6:30 p.m. EDT update: CSN Chicago’s Chuck Garfien has the Marlins as the favorites to land Buehrle, a scenario that would reunite the left-hander with his former manager in Chicago, Ozzie Guillen. The Rangers and Nationals remain in the mix, and a return to the White Sox still hasn’t been ruled out.
The hot stove is finally starting to heat up.
According to Joe Cowley of the Chicago Sun-Times, three teams have made substantial three-year offers to free agent left-hander Mark Buehrle and an agreement could happen “quickly this week.”
The Nationals, Diamondbacks, Cubs, Marlins, Twins, Rangers, Yankees, Royals, Cardinals and Red Sox have all been linked to the veteran southpaw since free agency began, but Cowley has not been told where exactly the three-year proposals came from.
Buehrle, 32, posted a rock-solid 3.59 ERA in 31 starts this year for the White Sox and boasts a 3.87 ERA over his past seven seasons. He’s topped 200 innings pitched each year since 2001.
Buehrle is said to be demanding a no-trade clause and likely has enough leverage to hold out for one.

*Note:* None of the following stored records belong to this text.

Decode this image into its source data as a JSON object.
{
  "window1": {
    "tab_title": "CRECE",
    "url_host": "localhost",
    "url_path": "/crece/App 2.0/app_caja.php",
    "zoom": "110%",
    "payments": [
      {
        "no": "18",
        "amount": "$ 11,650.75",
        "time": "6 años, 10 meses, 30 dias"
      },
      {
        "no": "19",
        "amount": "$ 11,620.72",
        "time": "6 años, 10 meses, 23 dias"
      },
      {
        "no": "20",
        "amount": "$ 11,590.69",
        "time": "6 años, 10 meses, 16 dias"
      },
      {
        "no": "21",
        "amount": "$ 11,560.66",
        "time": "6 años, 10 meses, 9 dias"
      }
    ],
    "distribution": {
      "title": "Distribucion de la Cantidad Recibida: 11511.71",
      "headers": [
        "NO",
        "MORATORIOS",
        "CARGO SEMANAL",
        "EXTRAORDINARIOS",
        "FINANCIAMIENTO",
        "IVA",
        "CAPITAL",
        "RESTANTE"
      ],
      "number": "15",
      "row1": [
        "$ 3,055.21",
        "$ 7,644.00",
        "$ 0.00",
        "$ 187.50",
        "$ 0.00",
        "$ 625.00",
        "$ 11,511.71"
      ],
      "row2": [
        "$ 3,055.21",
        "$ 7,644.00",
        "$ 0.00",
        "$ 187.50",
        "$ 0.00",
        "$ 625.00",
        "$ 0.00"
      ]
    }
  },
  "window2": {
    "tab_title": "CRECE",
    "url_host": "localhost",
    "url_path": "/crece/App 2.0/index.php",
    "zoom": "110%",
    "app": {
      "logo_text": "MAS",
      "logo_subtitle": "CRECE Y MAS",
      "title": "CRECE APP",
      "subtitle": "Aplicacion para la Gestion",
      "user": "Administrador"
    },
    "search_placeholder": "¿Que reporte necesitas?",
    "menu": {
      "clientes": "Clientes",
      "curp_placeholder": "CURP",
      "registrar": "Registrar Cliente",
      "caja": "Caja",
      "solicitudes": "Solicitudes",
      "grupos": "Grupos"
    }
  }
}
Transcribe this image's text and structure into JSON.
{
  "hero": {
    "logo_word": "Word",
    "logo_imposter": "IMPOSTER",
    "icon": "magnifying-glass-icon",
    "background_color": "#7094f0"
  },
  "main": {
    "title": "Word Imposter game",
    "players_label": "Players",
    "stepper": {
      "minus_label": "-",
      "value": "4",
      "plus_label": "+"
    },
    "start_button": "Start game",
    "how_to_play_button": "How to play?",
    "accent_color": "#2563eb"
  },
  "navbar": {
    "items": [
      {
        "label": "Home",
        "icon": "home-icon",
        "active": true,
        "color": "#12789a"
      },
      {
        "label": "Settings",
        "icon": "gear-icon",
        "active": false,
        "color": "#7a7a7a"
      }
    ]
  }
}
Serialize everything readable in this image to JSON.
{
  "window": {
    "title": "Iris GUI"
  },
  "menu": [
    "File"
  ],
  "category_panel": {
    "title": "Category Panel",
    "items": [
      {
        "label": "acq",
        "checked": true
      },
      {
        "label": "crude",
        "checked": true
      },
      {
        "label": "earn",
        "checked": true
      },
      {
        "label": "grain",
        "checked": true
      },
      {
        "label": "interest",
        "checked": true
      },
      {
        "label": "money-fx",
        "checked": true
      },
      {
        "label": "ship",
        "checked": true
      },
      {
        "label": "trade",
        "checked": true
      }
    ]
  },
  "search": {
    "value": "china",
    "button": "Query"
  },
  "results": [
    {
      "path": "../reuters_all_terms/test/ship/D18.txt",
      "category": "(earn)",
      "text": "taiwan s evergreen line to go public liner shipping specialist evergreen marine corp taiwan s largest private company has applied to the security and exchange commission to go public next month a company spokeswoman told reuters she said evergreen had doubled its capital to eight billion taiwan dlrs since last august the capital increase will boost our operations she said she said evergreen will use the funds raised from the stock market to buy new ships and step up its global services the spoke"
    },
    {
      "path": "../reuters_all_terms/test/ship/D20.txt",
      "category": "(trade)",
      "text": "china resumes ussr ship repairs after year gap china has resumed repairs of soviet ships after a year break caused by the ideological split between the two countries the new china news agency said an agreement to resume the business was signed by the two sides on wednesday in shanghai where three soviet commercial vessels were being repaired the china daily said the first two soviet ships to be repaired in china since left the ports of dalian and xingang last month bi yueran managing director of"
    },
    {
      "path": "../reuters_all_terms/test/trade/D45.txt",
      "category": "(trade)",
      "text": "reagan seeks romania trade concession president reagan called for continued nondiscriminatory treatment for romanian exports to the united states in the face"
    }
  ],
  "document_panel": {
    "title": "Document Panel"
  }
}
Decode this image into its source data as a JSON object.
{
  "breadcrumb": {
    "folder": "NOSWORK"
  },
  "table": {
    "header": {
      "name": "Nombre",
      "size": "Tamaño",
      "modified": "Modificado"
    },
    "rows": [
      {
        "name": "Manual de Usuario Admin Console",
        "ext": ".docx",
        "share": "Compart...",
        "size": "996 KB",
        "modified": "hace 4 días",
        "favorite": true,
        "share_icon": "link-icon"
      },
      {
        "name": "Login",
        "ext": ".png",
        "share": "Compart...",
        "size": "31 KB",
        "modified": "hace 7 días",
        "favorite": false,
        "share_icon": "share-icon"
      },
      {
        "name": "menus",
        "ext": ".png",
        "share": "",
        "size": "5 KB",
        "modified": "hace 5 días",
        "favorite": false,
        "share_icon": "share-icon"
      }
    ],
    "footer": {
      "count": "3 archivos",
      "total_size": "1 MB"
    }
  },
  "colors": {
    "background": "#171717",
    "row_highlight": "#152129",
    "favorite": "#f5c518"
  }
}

Tim Tebow isn’t letting go of his major league dreams just yet. The former NFL quarterback is slated to appear with the Mets during spring training this year, extending what initially looked like an ill-fated career choice for at least one more season. Per the club’s official announcement on Friday, he’ll join a group of spring training invitees that includes top-30 prospects like Peter Alonso, P.J. Conlon, Patrick Mazeika and David Thompson.
Tebow, 30, hasn’t taken to professional baseball as gracefully as expected. He batted a cumulative .226/.309/.347 with eight home runs and a .656 OPS in 486 plate appearances for Single-A Columbia and High-A St. Lucie in 2017. While that wasn’t enough to compel the Mets to give the aging outfielder a big league tryout, there’s no denying that Tebow brought substantial benefit to their minor league affiliates — in the form of increased attendance figures and ticket sales, that is.
Even after the Mets were booted from the NL East race last September, they resisted the idea of promoting Tebow for a late-season attendance boost of their own. That’s not to say they’re planning on taking the same approach in 2018; Tebow will undoubtedly get his cup of coffee in the majors at some point, but for now, a Grapefruit League tryout is likely as close as he’ll ever get to playing with the team’s big league roster on an everyday basis.